Looted artefacts recovered in UK to go on display
Treasure trove of 900 items apparently collected in Co Tipperary
A hoard of late Bronze Age gold ornaments that was found at Mooghaun North, Co Clare, in 1854. The newly recovered treasure trove found in the UK includes medieval silver coins, military items and a Bronze Age axe and Bronze Age spear-head, all believed to have been illegally removed from Ireland between 2009 and 2012. Photograph: National Museum of Ireland
Treasure hunters using metal detectors are believed to have been behind the removal of nearly 900 artefacts, including a bronze age axe and medieval coins, from Ireland that have now been recovered in the UK.
“We know for a fact that metal detectors were used,” said Dr Ned Kelly, keeper of antiquities with the National Museum of Ireland, where the items will be displayed to the media tomorrow.
In confirming the recovery of the 899 items, the National Museum referred to them as having been looted and said, “The collection was amassed by an individual, now deceased, who operated in the Co Tipperary area with assistance from another person who did not reside within the jurisdiction.”
The treasure trove found in the UK includes medieval silver coins, military items and a Bronze Age axe and Bronze Age spear-head. All are believed to have been illegally removed from Ireland between 2009 and 2012.

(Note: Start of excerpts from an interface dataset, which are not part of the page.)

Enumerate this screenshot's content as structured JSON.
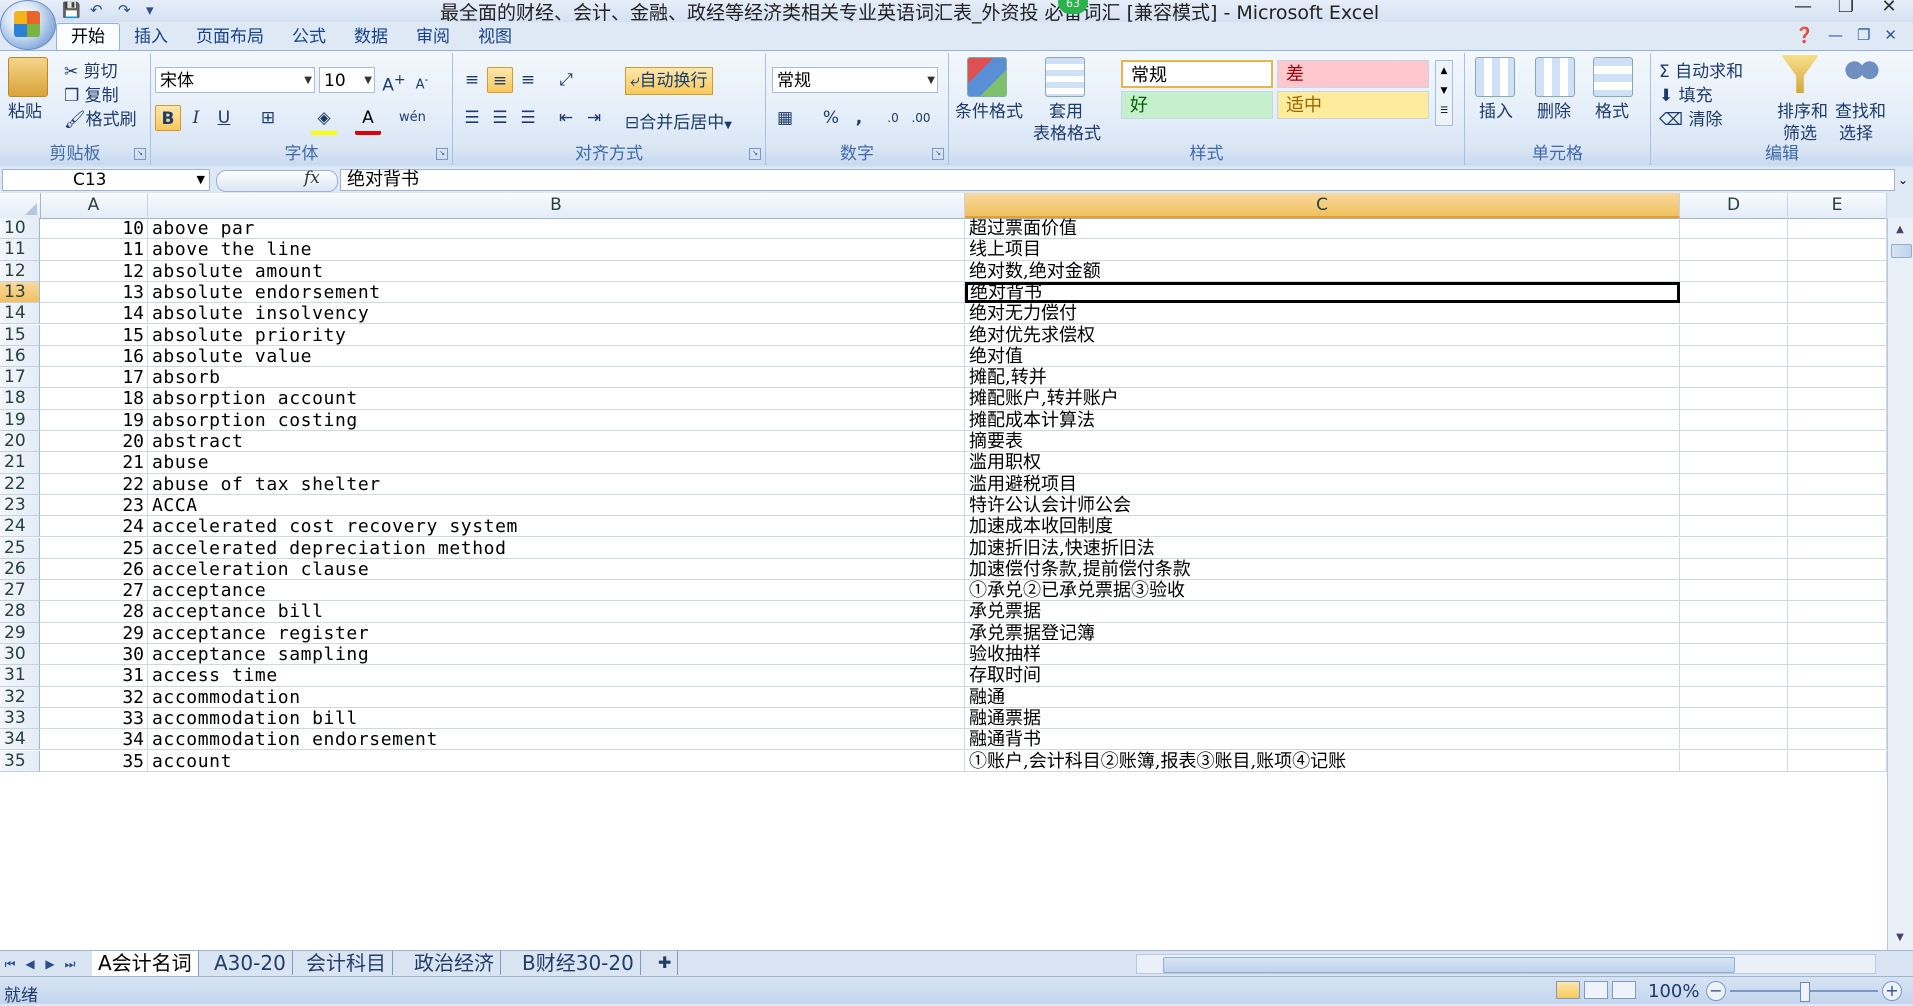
{
  "window": {
    "title": "最全面的财经、会计、金融、政经等经济类相关专业英语词汇表_外资投 必备词汇  [兼容模式] - Microsoft Excel",
    "notification_badge": "63",
    "minimize": "—",
    "restore": "❐",
    "close": "✕"
  },
  "ribbon_tabs": [
    "开始",
    "插入",
    "页面布局",
    "公式",
    "数据",
    "审阅",
    "视图"
  ],
  "ribbon": {
    "clipboard": {
      "label": "剪贴板",
      "paste": "粘贴",
      "cut": "剪切",
      "copy": "复制",
      "format_painter": "格式刷"
    },
    "font": {
      "label": "字体",
      "font_name": "宋体",
      "font_size": "10",
      "bold": "B",
      "italic": "I",
      "underline": "U"
    },
    "alignment": {
      "label": "对齐方式",
      "wrap_text": "自动换行",
      "merge_center": "合并后居中"
    },
    "number": {
      "label": "数字",
      "format": "常规",
      "percent": "%",
      "comma": ","
    },
    "styles": {
      "label": "样式",
      "conditional_format": "条件格式",
      "table_format_1": "套用",
      "table_format_2": "表格格式",
      "normal": "常规",
      "bad": "差",
      "good": "好",
      "neutral": "适中"
    },
    "cells": {
      "label": "单元格",
      "insert": "插入",
      "delete": "删除",
      "format": "格式"
    },
    "editing": {
      "label": "编辑",
      "autosum": "自动求和",
      "fill": "填充",
      "clear": "清除",
      "sort_filter_1": "排序和",
      "sort_filter_2": "筛选",
      "find_select_1": "查找和",
      "find_select_2": "选择"
    }
  },
  "formula_bar": {
    "name_box": "C13",
    "fx": "fx",
    "formula": "绝对背书"
  },
  "columns": [
    "A",
    "B",
    "C",
    "D",
    "E"
  ],
  "selected_column": "C",
  "selected_row": "13",
  "rows": [
    {
      "n": "10",
      "a": "10",
      "b": "above par",
      "c": "超过票面价值"
    },
    {
      "n": "11",
      "a": "11",
      "b": "above the line",
      "c": "线上项目"
    },
    {
      "n": "12",
      "a": "12",
      "b": "absolute amount",
      "c": "绝对数,绝对金额"
    },
    {
      "n": "13",
      "a": "13",
      "b": "absolute endorsement",
      "c": "绝对背书"
    },
    {
      "n": "14",
      "a": "14",
      "b": "absolute insolvency",
      "c": "绝对无力偿付"
    },
    {
      "n": "15",
      "a": "15",
      "b": "absolute priority",
      "c": "绝对优先求偿权"
    },
    {
      "n": "16",
      "a": "16",
      "b": "absolute value",
      "c": "绝对值"
    },
    {
      "n": "17",
      "a": "17",
      "b": "absorb",
      "c": "摊配,转并"
    },
    {
      "n": "18",
      "a": "18",
      "b": "absorption account",
      "c": "摊配账户,转并账户"
    },
    {
      "n": "19",
      "a": "19",
      "b": "absorption costing",
      "c": "摊配成本计算法"
    },
    {
      "n": "20",
      "a": "20",
      "b": "abstract",
      "c": "摘要表"
    },
    {
      "n": "21",
      "a": "21",
      "b": "abuse",
      "c": "滥用职权"
    },
    {
      "n": "22",
      "a": "22",
      "b": "abuse of tax shelter",
      "c": "滥用避税项目"
    },
    {
      "n": "23",
      "a": "23",
      "b": "ACCA",
      "c": "特许公认会计师公会"
    },
    {
      "n": "24",
      "a": "24",
      "b": "accelerated cost recovery system",
      "c": "加速成本收回制度"
    },
    {
      "n": "25",
      "a": "25",
      "b": "accelerated depreciation method",
      "c": "加速折旧法,快速折旧法"
    },
    {
      "n": "26",
      "a": "26",
      "b": "acceleration clause",
      "c": "加速偿付条款,提前偿付条款"
    },
    {
      "n": "27",
      "a": "27",
      "b": "acceptance",
      "c": "①承兑②已承兑票据③验收"
    },
    {
      "n": "28",
      "a": "28",
      "b": "acceptance bill",
      "c": "承兑票据"
    },
    {
      "n": "29",
      "a": "29",
      "b": "acceptance register",
      "c": "承兑票据登记簿"
    },
    {
      "n": "30",
      "a": "30",
      "b": "acceptance sampling",
      "c": "验收抽样"
    },
    {
      "n": "31",
      "a": "31",
      "b": "access time",
      "c": "存取时间"
    },
    {
      "n": "32",
      "a": "32",
      "b": "accommodation",
      "c": "融通"
    },
    {
      "n": "33",
      "a": "33",
      "b": "accommodation bill",
      "c": "融通票据"
    },
    {
      "n": "34",
      "a": "34",
      "b": "accommodation endorsement",
      "c": "融通背书"
    },
    {
      "n": "35",
      "a": "35",
      "b": "account",
      "c": "①账户,会计科目②账簿,报表③账目,账项④记账"
    }
  ],
  "sheet_tabs": [
    "A会计名词",
    "A30-20",
    "会计科目",
    "政治经济",
    "B财经30-20"
  ],
  "active_sheet": "A会计名词",
  "status": {
    "text": "就绪",
    "zoom": "100%"
  },
  "colors": {
    "selection_header": "#f1c15f",
    "ribbon_bg": "#dfe8f5",
    "good_fill": "#c6efce",
    "bad_fill": "#ffc7ce",
    "neutral_fill": "#ffeb9c"
  }
}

“The most striking part is probably the coin hoard. It includes 28 medieval coins that were all found together as well as 30 silver coins that are also medieval. There are coins dating from the reign of King John to Elizabeth I and from Georgian and Victorian times all of which suggests a range of finds were made,” Dr Kelly added.

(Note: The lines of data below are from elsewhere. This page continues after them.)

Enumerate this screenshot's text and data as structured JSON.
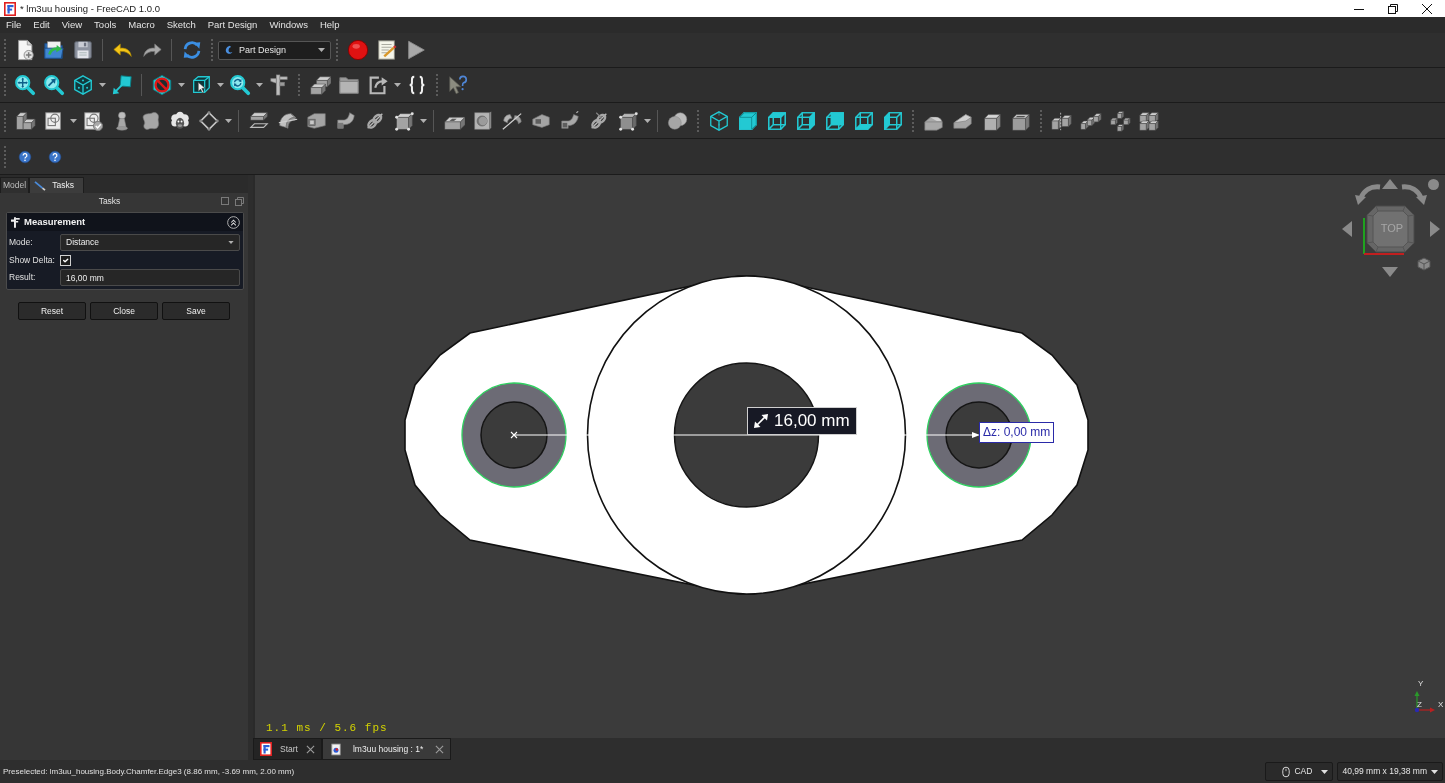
{
  "window": {
    "title": "* lm3uu housing - FreeCAD 1.0.0"
  },
  "menu": [
    "File",
    "Edit",
    "View",
    "Tools",
    "Macro",
    "Sketch",
    "Part Design",
    "Windows",
    "Help"
  ],
  "toolbar": {
    "workbench": "Part Design"
  },
  "panel": {
    "tabs": [
      {
        "label": "Model",
        "selected": false
      },
      {
        "label": "Tasks",
        "selected": true
      }
    ],
    "header": "Tasks",
    "task": {
      "title": "Measurement",
      "expanded": true,
      "fields": [
        {
          "kind": "select",
          "label": "Mode:",
          "value": "Distance"
        },
        {
          "kind": "checkbox",
          "label": "Show Delta:",
          "checked": true
        },
        {
          "kind": "text",
          "label": "Result:",
          "value": "16,00 mm"
        }
      ]
    },
    "buttons": [
      "Reset",
      "Close",
      "Save"
    ]
  },
  "viewport": {
    "dimension": "16,00 mm",
    "delta": "Δz: 0,00 mm",
    "navcube_face": "TOP",
    "fps": "1.1 ms / 5.6 fps",
    "axes": [
      "Y",
      "Z",
      "X"
    ]
  },
  "doc_tabs": [
    {
      "label": "Start",
      "selected": false
    },
    {
      "label": "lm3uu housing : 1*",
      "selected": true
    }
  ],
  "status_bar": {
    "message": "Preselected: lm3uu_housing.Body.Chamfer.Edge3 (8.86 mm, -3.69 mm, 2.00 mm)",
    "navigation": "CAD",
    "dimensions": "40,99 mm x 19,38 mm"
  }
}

The recovery of the items, which are believed to have been taken from a number of sites in Tipperary, was the culmination of an investigation that began last year after the British Museum was alerted to messages on the internet where metal detecting in Ireland was being discussed.